Seriously, if given the choice between New York and Chicago, I’d pick the latter every time. Hands down. Bar none. No questions asked.

And so it was no surprise I made the most of my very short time in town: morning stroll through the University of Chicago’s sprawling urban campus, lunch at Rick Bayliss’ fantastic Frontera Grill, afternoon walk home along the lakeshore, dinner at Avec; a perfect day in a great city with wonderful friends.

The name, Avec, may ring a bell. I’ve mentioned it before. I’ll mention it again, no doubt. The reason is simple: it’s my absolute favourite restaurant in Chicago and a serious contender for my favourite the world over. I’d actually extended my trip and returned to Chicago with my friends, rather than fly home from Denver, in large measure because I’d wanted to sample their new menu.

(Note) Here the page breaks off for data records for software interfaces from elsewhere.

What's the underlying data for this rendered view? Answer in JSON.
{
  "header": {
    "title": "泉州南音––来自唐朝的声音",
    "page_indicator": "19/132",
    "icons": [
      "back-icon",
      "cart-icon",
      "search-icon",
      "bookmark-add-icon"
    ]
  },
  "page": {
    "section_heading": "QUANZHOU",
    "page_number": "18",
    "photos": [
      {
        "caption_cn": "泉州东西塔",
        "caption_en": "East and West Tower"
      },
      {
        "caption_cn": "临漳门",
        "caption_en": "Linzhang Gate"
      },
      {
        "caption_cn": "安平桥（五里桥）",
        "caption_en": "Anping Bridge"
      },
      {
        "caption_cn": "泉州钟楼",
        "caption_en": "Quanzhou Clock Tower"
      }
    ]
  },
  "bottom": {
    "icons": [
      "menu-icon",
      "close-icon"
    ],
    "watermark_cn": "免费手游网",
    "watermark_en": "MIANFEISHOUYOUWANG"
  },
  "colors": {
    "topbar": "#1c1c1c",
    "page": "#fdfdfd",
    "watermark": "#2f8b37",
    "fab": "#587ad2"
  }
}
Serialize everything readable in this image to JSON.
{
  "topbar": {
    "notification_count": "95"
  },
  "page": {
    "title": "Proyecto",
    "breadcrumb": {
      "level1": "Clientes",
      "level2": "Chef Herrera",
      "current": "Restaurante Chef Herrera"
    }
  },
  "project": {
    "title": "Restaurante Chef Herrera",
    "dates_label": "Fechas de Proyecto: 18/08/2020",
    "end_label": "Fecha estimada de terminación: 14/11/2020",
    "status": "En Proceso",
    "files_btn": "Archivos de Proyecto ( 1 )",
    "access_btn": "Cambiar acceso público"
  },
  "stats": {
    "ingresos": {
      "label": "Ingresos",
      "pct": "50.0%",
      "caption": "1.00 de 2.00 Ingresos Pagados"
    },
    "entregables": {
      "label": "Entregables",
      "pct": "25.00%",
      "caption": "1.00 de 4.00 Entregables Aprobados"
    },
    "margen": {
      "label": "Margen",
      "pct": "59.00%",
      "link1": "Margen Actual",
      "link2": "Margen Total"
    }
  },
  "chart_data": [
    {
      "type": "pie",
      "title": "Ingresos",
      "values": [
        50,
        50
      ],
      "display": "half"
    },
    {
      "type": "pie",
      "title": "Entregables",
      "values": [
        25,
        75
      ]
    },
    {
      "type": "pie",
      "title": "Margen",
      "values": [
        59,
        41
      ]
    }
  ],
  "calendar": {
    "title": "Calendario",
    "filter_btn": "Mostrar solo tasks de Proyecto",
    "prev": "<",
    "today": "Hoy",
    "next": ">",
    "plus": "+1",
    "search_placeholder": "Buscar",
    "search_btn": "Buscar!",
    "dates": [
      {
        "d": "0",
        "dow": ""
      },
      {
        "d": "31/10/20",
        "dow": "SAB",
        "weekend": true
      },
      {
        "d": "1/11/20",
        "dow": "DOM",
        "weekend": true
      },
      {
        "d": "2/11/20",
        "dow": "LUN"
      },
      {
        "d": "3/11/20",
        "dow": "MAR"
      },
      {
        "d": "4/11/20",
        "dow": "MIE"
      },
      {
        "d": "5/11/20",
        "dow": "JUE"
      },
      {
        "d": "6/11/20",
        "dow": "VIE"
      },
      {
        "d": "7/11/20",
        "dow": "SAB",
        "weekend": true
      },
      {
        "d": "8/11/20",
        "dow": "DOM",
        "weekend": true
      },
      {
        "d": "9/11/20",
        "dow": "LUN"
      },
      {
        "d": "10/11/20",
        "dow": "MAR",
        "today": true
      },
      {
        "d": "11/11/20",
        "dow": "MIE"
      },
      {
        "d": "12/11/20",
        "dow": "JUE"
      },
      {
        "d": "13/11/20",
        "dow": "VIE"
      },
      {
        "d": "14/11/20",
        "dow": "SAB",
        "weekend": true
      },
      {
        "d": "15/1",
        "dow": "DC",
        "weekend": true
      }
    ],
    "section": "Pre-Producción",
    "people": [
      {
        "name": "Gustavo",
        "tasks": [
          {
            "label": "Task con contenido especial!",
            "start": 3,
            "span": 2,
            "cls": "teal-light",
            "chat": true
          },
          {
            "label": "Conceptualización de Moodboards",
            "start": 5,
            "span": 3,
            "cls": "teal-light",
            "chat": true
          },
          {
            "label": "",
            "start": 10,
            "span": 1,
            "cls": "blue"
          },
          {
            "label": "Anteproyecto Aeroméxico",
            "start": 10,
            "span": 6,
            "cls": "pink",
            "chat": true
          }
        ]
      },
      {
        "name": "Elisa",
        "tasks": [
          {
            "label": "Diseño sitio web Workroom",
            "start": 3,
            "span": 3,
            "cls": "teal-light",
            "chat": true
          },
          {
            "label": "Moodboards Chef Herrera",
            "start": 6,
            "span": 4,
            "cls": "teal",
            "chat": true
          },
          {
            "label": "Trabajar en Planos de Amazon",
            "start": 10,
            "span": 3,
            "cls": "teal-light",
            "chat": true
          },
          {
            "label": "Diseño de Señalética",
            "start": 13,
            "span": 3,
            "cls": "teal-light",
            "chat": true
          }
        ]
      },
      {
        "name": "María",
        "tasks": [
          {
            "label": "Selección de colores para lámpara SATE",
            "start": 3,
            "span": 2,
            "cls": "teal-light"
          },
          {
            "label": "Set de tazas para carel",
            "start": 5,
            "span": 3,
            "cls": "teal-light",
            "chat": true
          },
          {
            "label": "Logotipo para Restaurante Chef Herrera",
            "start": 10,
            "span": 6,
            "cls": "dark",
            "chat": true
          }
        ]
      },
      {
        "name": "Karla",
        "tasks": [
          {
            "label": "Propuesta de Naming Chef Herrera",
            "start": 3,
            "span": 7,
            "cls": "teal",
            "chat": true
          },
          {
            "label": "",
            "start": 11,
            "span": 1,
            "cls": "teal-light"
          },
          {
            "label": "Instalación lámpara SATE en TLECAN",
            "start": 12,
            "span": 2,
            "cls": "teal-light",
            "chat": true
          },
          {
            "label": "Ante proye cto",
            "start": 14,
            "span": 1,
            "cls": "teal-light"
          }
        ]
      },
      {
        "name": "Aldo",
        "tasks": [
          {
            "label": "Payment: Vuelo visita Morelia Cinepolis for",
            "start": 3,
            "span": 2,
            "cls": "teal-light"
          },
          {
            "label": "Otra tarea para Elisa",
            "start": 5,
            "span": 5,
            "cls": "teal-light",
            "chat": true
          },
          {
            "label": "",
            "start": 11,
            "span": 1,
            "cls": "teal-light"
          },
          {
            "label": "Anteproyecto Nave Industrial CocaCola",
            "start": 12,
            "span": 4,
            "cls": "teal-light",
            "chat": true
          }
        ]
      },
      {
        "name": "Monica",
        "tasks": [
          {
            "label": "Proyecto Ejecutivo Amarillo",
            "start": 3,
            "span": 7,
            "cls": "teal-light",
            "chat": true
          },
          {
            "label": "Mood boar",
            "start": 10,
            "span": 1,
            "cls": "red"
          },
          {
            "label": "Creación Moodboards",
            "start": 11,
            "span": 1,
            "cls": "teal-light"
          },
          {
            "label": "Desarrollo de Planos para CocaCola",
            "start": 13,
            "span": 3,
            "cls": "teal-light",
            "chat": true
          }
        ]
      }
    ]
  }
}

And, let me tell you, Paul Kahan and his crew did not disappoint.

As always, the place was jammed. We waited outside for a better part of half an hour for seats in the long, narrow, wood-lined eatery. Thankfully, the weather was lovely, as was the company. Best of all, we could stare at the diners already seated, already eating, already in heaven, taking comfort in the knowledge we too would soon know such delights.

When we were finally seated, coats checked, I gazed upon the new menu, freshly printed, paper crisply folded, resting every-so-gently atop my plate. I grasped it with my hands and opened it, tentatively, anxiously. First a quick scan: pork shoulder, beef, smelts, the focaccia, snapper, the dates… oh, the dates.

No man is an island — and no diner eats alone at Avec. As such, a brief, yet spirited debate ensued about what we’d order. We settled on the following dishes:

  • “Deluxe” focaccia with Taleggio cheese, truffle oil and fresh herbs
  • Wood-oven braised pork shoulder with chestnut-bacon dumplings, butternut squash, kale, puff pastry and fresh herbs
  • Chorizo-stuffed Medjool dates with smoked bacon and piquillo pepper-tomato sauce
  • Melted leek and salsify crostini with Meyer lemons
  • Wood-oven roasted smelts with romesco, spinach-horseradish vinaigrette and preserved lemon
  • Dietzler Farm braised beef with chimichurri, borlotti beans, fingerlings, creme fraiche, red pepper, cocoa nibs and cilantro

Each was sublime, but I liked the dates best. Even better, you can make them at home, courtesy Time Out Chicago. (I’ve yet to do so, but will surely blog about it once I do.)

As my flight took off from O’Hare International the next morning, thoughts of the previous night’s meal still swirling about my sated brain, I bade a silent farewell to the Second City and promised we’d meet again soon.

It’s a promise I fully intend to keep.